The same question equally applies to the state of the unsung Igbo presence in Sierra Leone whose fathers pioneered protestant missionary activities in Igboland, as well as Equatorial Guinea where a sizeable proportion of the population of the Island of Fernando Po trace their roots to the Igbo ethnic mainland beginning from the era of the Trans-Atlantic Slave Trade to the Colonial period.
Then appeared the European colonial experience that saw the gradual erosion of quite a sizeable proportion of some cardinal facets of Igbo culture and value orientation, in which the Igbo language in being the major casualty, is gradually being divested of much of its rich material vocabulary, poetic structure and proverbial forms. This subsequently poses the painful consequence of seeing quite a sizeable number of Igbo families presently use the English language as their lingua franca in their homes instead of their mother-tongue. This further raises the palpable fear of a fast-growing generation of non-Igbo-speaking members of the Igbo ethnic nationality, which invidiously put the Igbo language in the non- excusable danger of extinction.

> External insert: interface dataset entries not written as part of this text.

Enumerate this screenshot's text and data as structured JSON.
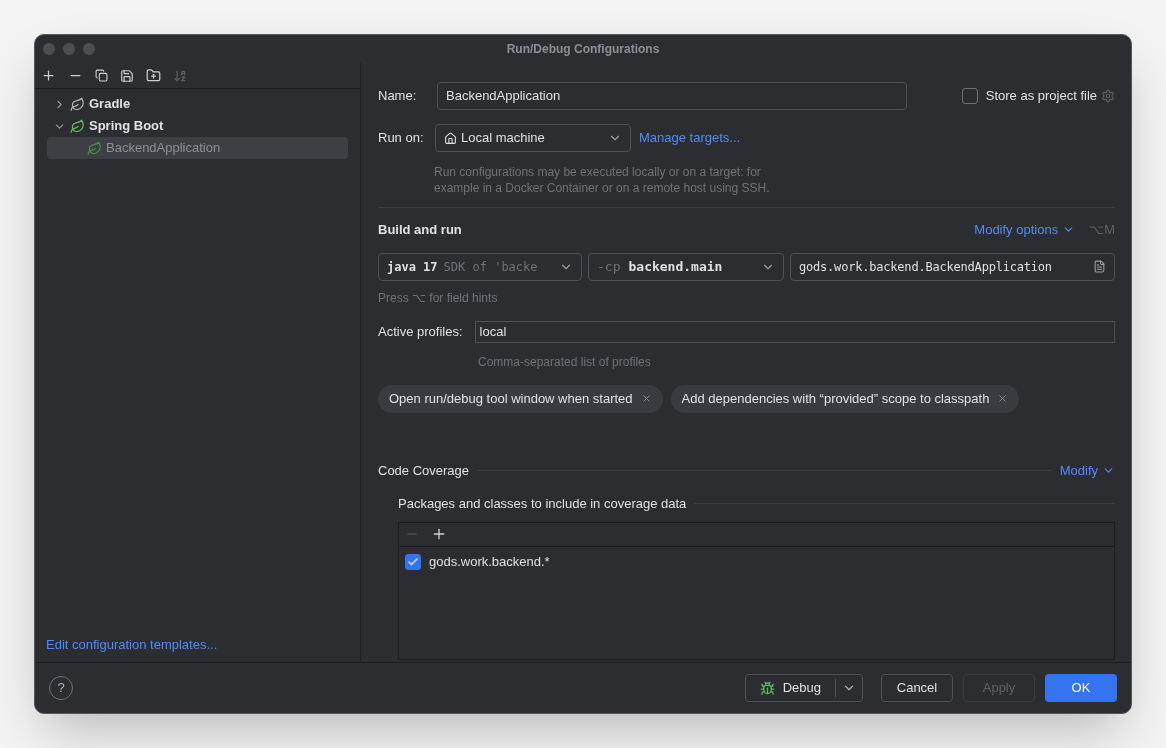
{
  "window": {
    "title": "Run/Debug Configurations"
  },
  "tree": [
    {
      "label": "Gradle",
      "kind": "gradle",
      "expanded": false,
      "selected": false
    },
    {
      "label": "Spring Boot",
      "kind": "spring",
      "expanded": true,
      "selected": false,
      "children": [
        {
          "label": "BackendApplication",
          "kind": "config",
          "selected": true
        }
      ]
    }
  ],
  "templates_link": "Edit configuration templates...",
  "name": {
    "label": "Name:",
    "value": "BackendApplication"
  },
  "store": {
    "label": "Store as project file",
    "checked": false
  },
  "run_on": {
    "label": "Run on:",
    "value": "Local machine",
    "link": "Manage targets...",
    "hint": "Run configurations may be executed locally or on a target: for example in a Docker Container or on a remote host using SSH."
  },
  "build": {
    "title": "Build and run",
    "modify": "Modify options",
    "shortcut": "⌥M",
    "jdk": {
      "main": "java 17",
      "sub": "SDK of 'backe"
    },
    "classpath": {
      "prefix": "-cp",
      "value": "backend.main"
    },
    "main_class": "gods.work.backend.BackendApplication",
    "hint": "Press ⌥ for field hints"
  },
  "profiles": {
    "label": "Active profiles:",
    "value": "local",
    "hint": "Comma-separated list of profiles"
  },
  "options": [
    {
      "label": "Open run/debug tool window when started"
    },
    {
      "label": "Add dependencies with “provided” scope to classpath"
    }
  ],
  "coverage": {
    "title": "Code Coverage",
    "modify": "Modify",
    "subtitle": "Packages and classes to include in coverage data",
    "items": [
      {
        "label": "gods.work.backend.*",
        "checked": true
      }
    ]
  },
  "buttons": {
    "help": "?",
    "debug": "Debug",
    "cancel": "Cancel",
    "apply": "Apply",
    "apply_disabled": true,
    "ok": "OK"
  }
}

Igbo Studies cannot also be divorced from the Nigerian Civil War experience, the pogroms, the stint of scientific and technological break-through and the associated yet to be resolved refugee question that saw many Igbo children, most of whom were orphaned by the raging civil war and could barely speak, much more tracing their parents and hometowns, air-lifted to Gabon and Cote D’Ivoire, as well as Europe, where they remained scattered and adopted by humanitarian families, without streams of Igbo identity and connection to the land of their ancestors.

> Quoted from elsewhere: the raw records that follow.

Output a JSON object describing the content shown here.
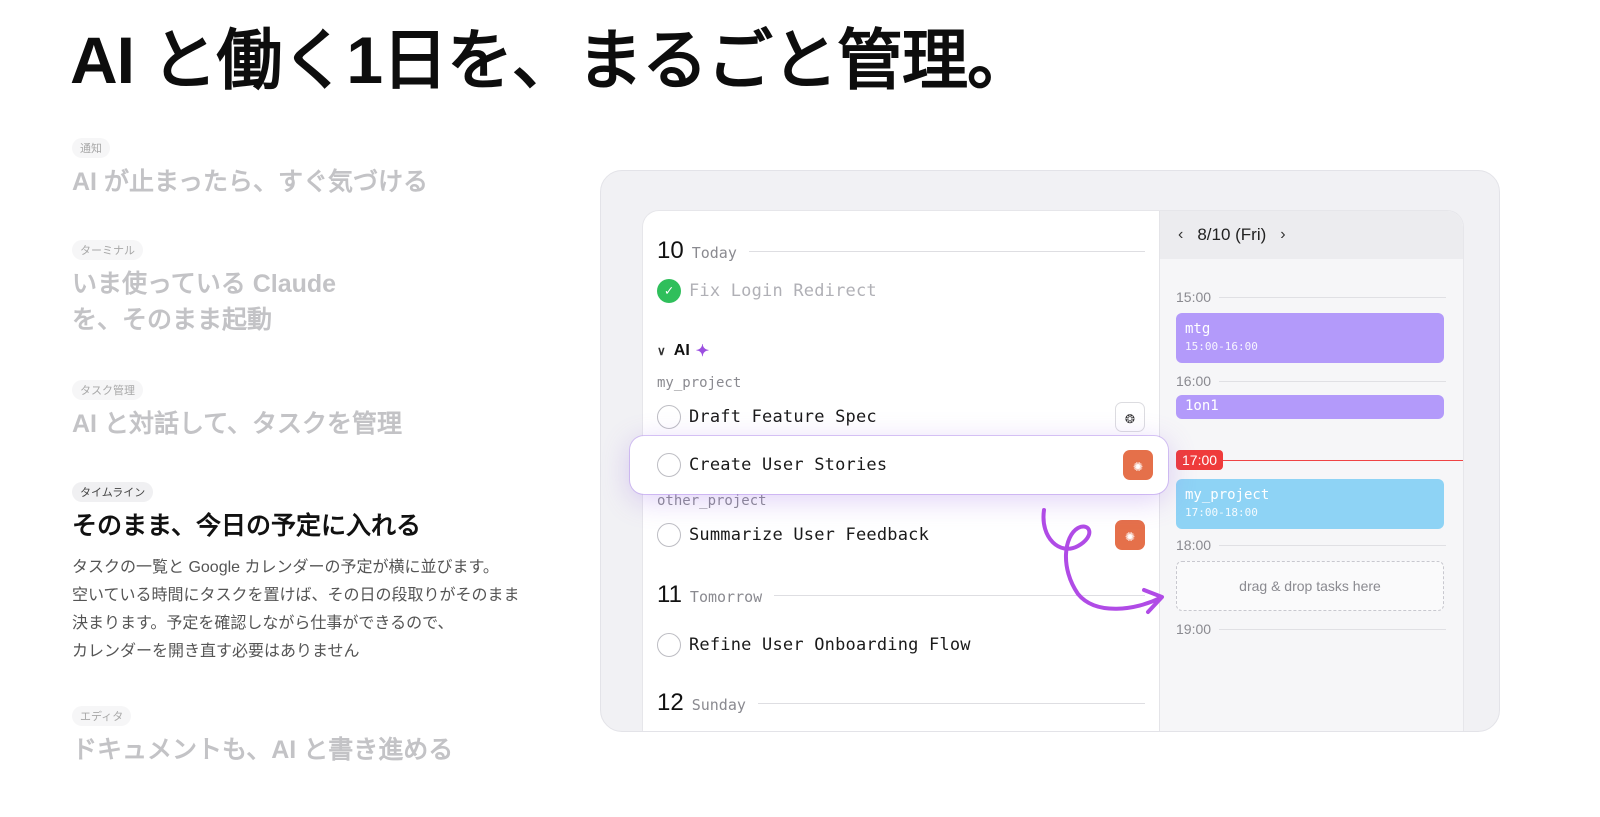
{
  "headline": "AI と働く1日を、まるごと管理。",
  "features": [
    {
      "tag": "通知",
      "title_lines": [
        "AI が止まったら、すぐ気づける"
      ]
    },
    {
      "tag": "ターミナル",
      "title_lines": [
        "いま使っている Claude",
        "を、そのまま起動"
      ]
    },
    {
      "tag": "タスク管理",
      "title_lines": [
        "AI と対話して、タスクを管理"
      ]
    },
    {
      "tag": "タイムライン",
      "title_lines": [
        "そのまま、今日の予定に入れる"
      ],
      "desc_lines": [
        "タスクの一覧と Google カレンダーの予定が横に並びます。",
        "空いている時間にタスクを置けば、その日の段取りがそのまま",
        "決まります。予定を確認しながら仕事ができるので、",
        "カレンダーを開き直す必要はありません"
      ]
    },
    {
      "tag": "エディタ",
      "title_lines": [
        "ドキュメントも、AI と書き進める"
      ]
    }
  ],
  "tasks": {
    "days": [
      {
        "num": "10",
        "label": "Today"
      },
      {
        "num": "11",
        "label": "Tomorrow"
      },
      {
        "num": "12",
        "label": "Sunday"
      }
    ],
    "done_task": "Fix Login Redirect",
    "group_label": "AI",
    "group_spark_icon": "sparkle-icon",
    "projects": [
      "my_project",
      "other_project"
    ],
    "items": [
      "Draft Feature Spec",
      "Create User Stories",
      "Summarize User Feedback",
      "Refine User Onboarding Flow"
    ]
  },
  "calendar": {
    "date": "8/10 (Fri)",
    "times": [
      "15:00",
      "16:00",
      "18:00",
      "19:00"
    ],
    "now": "17:00",
    "events": [
      {
        "name": "mtg",
        "time": "15:00-16:00",
        "color": "#b39afa"
      },
      {
        "name": "1on1",
        "time": "",
        "color": "#b39afa"
      },
      {
        "name": "my_project",
        "time": "17:00-18:00",
        "color": "#8ed3f5"
      }
    ],
    "drop_hint": "drag & drop tasks here"
  },
  "colors": {
    "accent_purple": "#9b4fe0",
    "check_green": "#2fbf5b",
    "claude_orange": "#e5704a",
    "now_red": "#ef3b3b"
  }
}
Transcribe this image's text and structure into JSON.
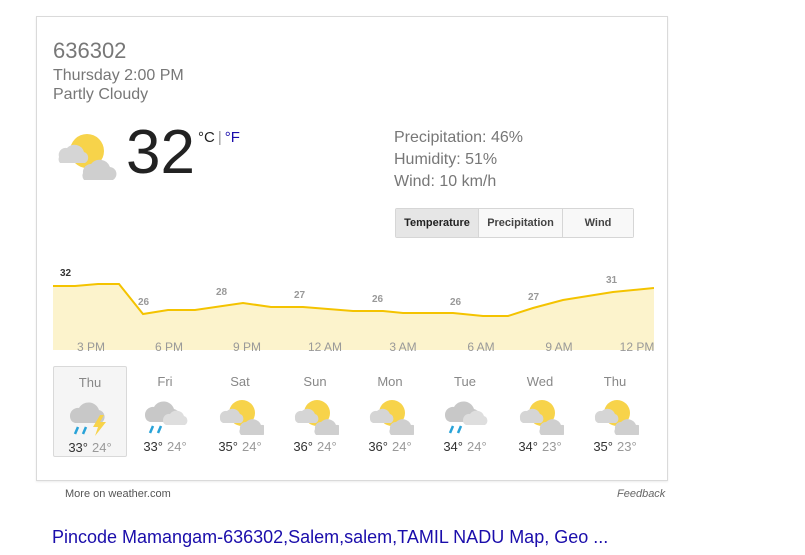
{
  "weather": {
    "location": "636302",
    "datetime": "Thursday 2:00 PM",
    "condition": "Partly Cloudy",
    "current_icon": "partly-cloudy-icon",
    "temperature": "32",
    "unit_c": "°C",
    "unit_sep": "|",
    "unit_f": "°F",
    "precipitation": "Precipitation: 46%",
    "humidity": "Humidity: 51%",
    "wind": "Wind: 10 km/h",
    "tabs": [
      "Temperature",
      "Precipitation",
      "Wind"
    ],
    "active_tab": "Temperature",
    "hours": [
      "3 PM",
      "6 PM",
      "9 PM",
      "12 AM",
      "3 AM",
      "6 AM",
      "9 AM",
      "12 PM"
    ],
    "temp_labels": [
      "32",
      "26",
      "28",
      "27",
      "26",
      "26",
      "27",
      "31"
    ],
    "days": [
      {
        "name": "Thu",
        "hi": "33°",
        "lo": "24°",
        "icon": "thunderstorm-icon"
      },
      {
        "name": "Fri",
        "hi": "33°",
        "lo": "24°",
        "icon": "rain-icon"
      },
      {
        "name": "Sat",
        "hi": "35°",
        "lo": "24°",
        "icon": "partly-cloudy-icon"
      },
      {
        "name": "Sun",
        "hi": "36°",
        "lo": "24°",
        "icon": "partly-cloudy-icon"
      },
      {
        "name": "Mon",
        "hi": "36°",
        "lo": "24°",
        "icon": "partly-cloudy-icon"
      },
      {
        "name": "Tue",
        "hi": "34°",
        "lo": "24°",
        "icon": "rain-icon"
      },
      {
        "name": "Wed",
        "hi": "34°",
        "lo": "23°",
        "icon": "partly-cloudy-icon"
      },
      {
        "name": "Thu",
        "hi": "35°",
        "lo": "23°",
        "icon": "partly-cloudy-icon"
      }
    ],
    "colors": {
      "line": "#f4c300",
      "fill": "#fcf3cc",
      "sun": "#f7d34a",
      "cloud": "#d5d5d5",
      "rain": "#29a3d8",
      "link": "#1a0dab"
    }
  },
  "footer": {
    "source": "More on weather.com",
    "feedback": "Feedback"
  },
  "result": {
    "title": "Pincode Mamangam-636302,Salem,salem,TAMIL NADU Map, Geo ..."
  }
}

When we remember that these children who today are adults wherever they might be are forever disconnected from their ancestral land without traces of direct kinsmen or a place that could be called their hometowns, Local Government Area or State of origin, then we come to realize that even though the civil war might have ended in the physical form, to these people it mains an unending mental trauma that goes at the very root of their identity and personality, which they know and see but are powerless to explore. What then can be most demanding in the current definition of “Igbo Diaspora” than to develop a programme of “home-coming” for these people, as the Jews do today I connection with Eretz Israel, if only to provide them with the needed platform to reclaim their shattered identity.

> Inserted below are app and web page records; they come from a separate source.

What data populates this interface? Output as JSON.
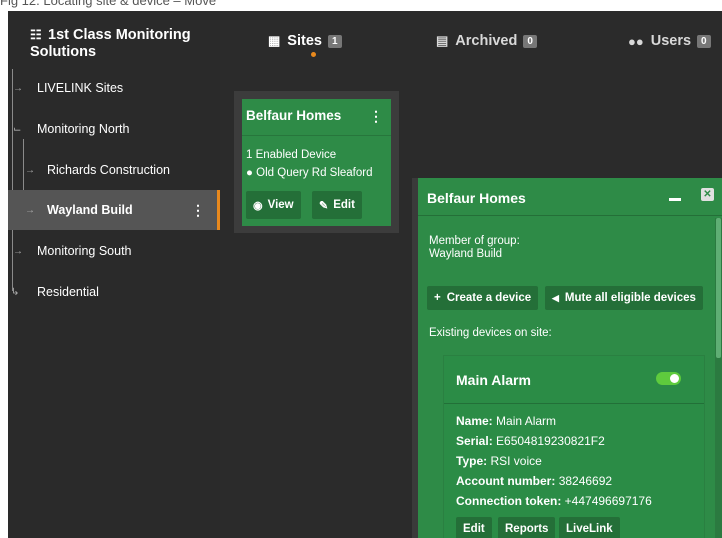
{
  "caption": "Fig 12. Locating site & device – Move",
  "colors": {
    "accent": "#e8891d",
    "green": "#2e8b47",
    "dark_bg": "#2b2b2b"
  },
  "sidebar": {
    "org_name": "1st Class Monitoring Solutions",
    "org_icon": "org-tree-icon",
    "items": [
      {
        "label": "LIVELINK Sites"
      },
      {
        "label": "Monitoring North"
      },
      {
        "label": "Richards Construction"
      },
      {
        "label": "Wayland Build",
        "active": true
      },
      {
        "label": "Monitoring South"
      },
      {
        "label": "Residential"
      }
    ]
  },
  "tabs": [
    {
      "label": "Sites",
      "count": "1",
      "icon": "building-icon",
      "active": true
    },
    {
      "label": "Archived",
      "count": "0",
      "icon": "archive-icon"
    },
    {
      "label": "Users",
      "count": "0",
      "icon": "users-icon"
    }
  ],
  "site_card": {
    "title": "Belfaur Homes",
    "devices": "1 Enabled Device",
    "address": "Old Query Rd Sleaford",
    "view_label": "View",
    "edit_label": "Edit"
  },
  "panel": {
    "title": "Belfaur Homes",
    "member_label": "Member of group:",
    "member_value": "Wayland Build",
    "create_device": "Create a device",
    "mute_all": "Mute all eligible devices",
    "existing_label": "Existing devices on site:",
    "device": {
      "name": "Main Alarm",
      "enabled": true,
      "fields": {
        "name_label": "Name:",
        "name_value": "Main Alarm",
        "serial_label": "Serial:",
        "serial_value": "E6504819230821F2",
        "type_label": "Type:",
        "type_value": "RSI voice",
        "account_label": "Account number:",
        "account_value": "38246692",
        "token_label": "Connection token:",
        "token_value": "+447496697176"
      },
      "buttons": {
        "edit": "Edit",
        "reports": "Reports",
        "livelink": "LiveLink"
      }
    }
  }
}
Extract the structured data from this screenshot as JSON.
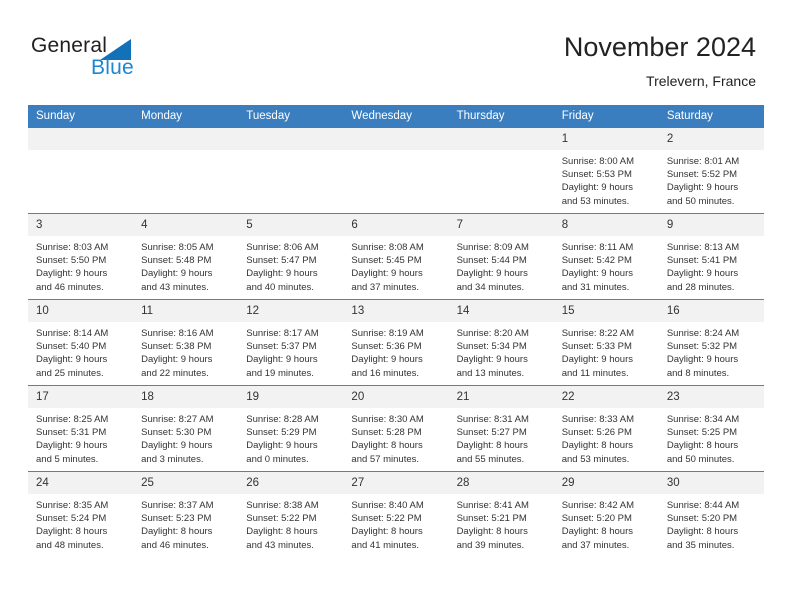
{
  "brand": {
    "name_part1": "General",
    "name_part2": "Blue",
    "triangle_color": "#1271b8",
    "blue_color": "#1b87d4"
  },
  "header": {
    "month_year": "November 2024",
    "location": "Trelevern, France",
    "header_bg_color": "#3a7ebf"
  },
  "weekday_headers": [
    "Sunday",
    "Monday",
    "Tuesday",
    "Wednesday",
    "Thursday",
    "Friday",
    "Saturday"
  ],
  "weeks": [
    [
      {
        "day": "",
        "empty": true,
        "lines": []
      },
      {
        "day": "",
        "empty": true,
        "lines": []
      },
      {
        "day": "",
        "empty": true,
        "lines": []
      },
      {
        "day": "",
        "empty": true,
        "lines": []
      },
      {
        "day": "",
        "empty": true,
        "lines": []
      },
      {
        "day": "1",
        "empty": false,
        "lines": [
          "Sunrise: 8:00 AM",
          "Sunset: 5:53 PM",
          "Daylight: 9 hours",
          "and 53 minutes."
        ]
      },
      {
        "day": "2",
        "empty": false,
        "lines": [
          "Sunrise: 8:01 AM",
          "Sunset: 5:52 PM",
          "Daylight: 9 hours",
          "and 50 minutes."
        ]
      }
    ],
    [
      {
        "day": "3",
        "empty": false,
        "lines": [
          "Sunrise: 8:03 AM",
          "Sunset: 5:50 PM",
          "Daylight: 9 hours",
          "and 46 minutes."
        ]
      },
      {
        "day": "4",
        "empty": false,
        "lines": [
          "Sunrise: 8:05 AM",
          "Sunset: 5:48 PM",
          "Daylight: 9 hours",
          "and 43 minutes."
        ]
      },
      {
        "day": "5",
        "empty": false,
        "lines": [
          "Sunrise: 8:06 AM",
          "Sunset: 5:47 PM",
          "Daylight: 9 hours",
          "and 40 minutes."
        ]
      },
      {
        "day": "6",
        "empty": false,
        "lines": [
          "Sunrise: 8:08 AM",
          "Sunset: 5:45 PM",
          "Daylight: 9 hours",
          "and 37 minutes."
        ]
      },
      {
        "day": "7",
        "empty": false,
        "lines": [
          "Sunrise: 8:09 AM",
          "Sunset: 5:44 PM",
          "Daylight: 9 hours",
          "and 34 minutes."
        ]
      },
      {
        "day": "8",
        "empty": false,
        "lines": [
          "Sunrise: 8:11 AM",
          "Sunset: 5:42 PM",
          "Daylight: 9 hours",
          "and 31 minutes."
        ]
      },
      {
        "day": "9",
        "empty": false,
        "lines": [
          "Sunrise: 8:13 AM",
          "Sunset: 5:41 PM",
          "Daylight: 9 hours",
          "and 28 minutes."
        ]
      }
    ],
    [
      {
        "day": "10",
        "empty": false,
        "lines": [
          "Sunrise: 8:14 AM",
          "Sunset: 5:40 PM",
          "Daylight: 9 hours",
          "and 25 minutes."
        ]
      },
      {
        "day": "11",
        "empty": false,
        "lines": [
          "Sunrise: 8:16 AM",
          "Sunset: 5:38 PM",
          "Daylight: 9 hours",
          "and 22 minutes."
        ]
      },
      {
        "day": "12",
        "empty": false,
        "lines": [
          "Sunrise: 8:17 AM",
          "Sunset: 5:37 PM",
          "Daylight: 9 hours",
          "and 19 minutes."
        ]
      },
      {
        "day": "13",
        "empty": false,
        "lines": [
          "Sunrise: 8:19 AM",
          "Sunset: 5:36 PM",
          "Daylight: 9 hours",
          "and 16 minutes."
        ]
      },
      {
        "day": "14",
        "empty": false,
        "lines": [
          "Sunrise: 8:20 AM",
          "Sunset: 5:34 PM",
          "Daylight: 9 hours",
          "and 13 minutes."
        ]
      },
      {
        "day": "15",
        "empty": false,
        "lines": [
          "Sunrise: 8:22 AM",
          "Sunset: 5:33 PM",
          "Daylight: 9 hours",
          "and 11 minutes."
        ]
      },
      {
        "day": "16",
        "empty": false,
        "lines": [
          "Sunrise: 8:24 AM",
          "Sunset: 5:32 PM",
          "Daylight: 9 hours",
          "and 8 minutes."
        ]
      }
    ],
    [
      {
        "day": "17",
        "empty": false,
        "lines": [
          "Sunrise: 8:25 AM",
          "Sunset: 5:31 PM",
          "Daylight: 9 hours",
          "and 5 minutes."
        ]
      },
      {
        "day": "18",
        "empty": false,
        "lines": [
          "Sunrise: 8:27 AM",
          "Sunset: 5:30 PM",
          "Daylight: 9 hours",
          "and 3 minutes."
        ]
      },
      {
        "day": "19",
        "empty": false,
        "lines": [
          "Sunrise: 8:28 AM",
          "Sunset: 5:29 PM",
          "Daylight: 9 hours",
          "and 0 minutes."
        ]
      },
      {
        "day": "20",
        "empty": false,
        "lines": [
          "Sunrise: 8:30 AM",
          "Sunset: 5:28 PM",
          "Daylight: 8 hours",
          "and 57 minutes."
        ]
      },
      {
        "day": "21",
        "empty": false,
        "lines": [
          "Sunrise: 8:31 AM",
          "Sunset: 5:27 PM",
          "Daylight: 8 hours",
          "and 55 minutes."
        ]
      },
      {
        "day": "22",
        "empty": false,
        "lines": [
          "Sunrise: 8:33 AM",
          "Sunset: 5:26 PM",
          "Daylight: 8 hours",
          "and 53 minutes."
        ]
      },
      {
        "day": "23",
        "empty": false,
        "lines": [
          "Sunrise: 8:34 AM",
          "Sunset: 5:25 PM",
          "Daylight: 8 hours",
          "and 50 minutes."
        ]
      }
    ],
    [
      {
        "day": "24",
        "empty": false,
        "lines": [
          "Sunrise: 8:35 AM",
          "Sunset: 5:24 PM",
          "Daylight: 8 hours",
          "and 48 minutes."
        ]
      },
      {
        "day": "25",
        "empty": false,
        "lines": [
          "Sunrise: 8:37 AM",
          "Sunset: 5:23 PM",
          "Daylight: 8 hours",
          "and 46 minutes."
        ]
      },
      {
        "day": "26",
        "empty": false,
        "lines": [
          "Sunrise: 8:38 AM",
          "Sunset: 5:22 PM",
          "Daylight: 8 hours",
          "and 43 minutes."
        ]
      },
      {
        "day": "27",
        "empty": false,
        "lines": [
          "Sunrise: 8:40 AM",
          "Sunset: 5:22 PM",
          "Daylight: 8 hours",
          "and 41 minutes."
        ]
      },
      {
        "day": "28",
        "empty": false,
        "lines": [
          "Sunrise: 8:41 AM",
          "Sunset: 5:21 PM",
          "Daylight: 8 hours",
          "and 39 minutes."
        ]
      },
      {
        "day": "29",
        "empty": false,
        "lines": [
          "Sunrise: 8:42 AM",
          "Sunset: 5:20 PM",
          "Daylight: 8 hours",
          "and 37 minutes."
        ]
      },
      {
        "day": "30",
        "empty": false,
        "lines": [
          "Sunrise: 8:44 AM",
          "Sunset: 5:20 PM",
          "Daylight: 8 hours",
          "and 35 minutes."
        ]
      }
    ]
  ]
}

The dimension and pattern of the exposition of Igbo Culture and values in the fast-growing Nollywood film industry will also be of great interest for the Centre. It is hoped that the Centre for Igbo Studies will in future develop a working relationship with the Igbo section of the film industry based on training, re-training and consultancy with the wider objective of turning Nollywood from being a mere entertainment industry, to being an ambassadorial platform for expressing and promoting of Igbo culture, mind and values.
The foregoing may seem to summarize the wider objectives and structural framework of the Centre for Igbo Studies, University of Nigeria, Nsukka, in a form that tends to put the past in greater focus, but they go further to raise fundamental questions about the present, with the tendency to project the future. All these make the establishment of the Centre for Igbo Studies imperative for a functional understanding of the Igbo mind, body and spirit in their inevitable confrontation with the present national and global socio-political and economic challenges.
At the Centre for Igbo Studies, we dedicate ourselves to cutting-edge research initiatives, which provides us the audacious willingness to venture into hitherto unexplored zones of knowledge, re-examine the veracity of commonly-held theories, and ensure that intellectual honesty laced with the creams of true knowledge and integrity in scholarship remain our guiding principle.

Nwankwo T. Nwaezeigwe, Ph.D
Acting Director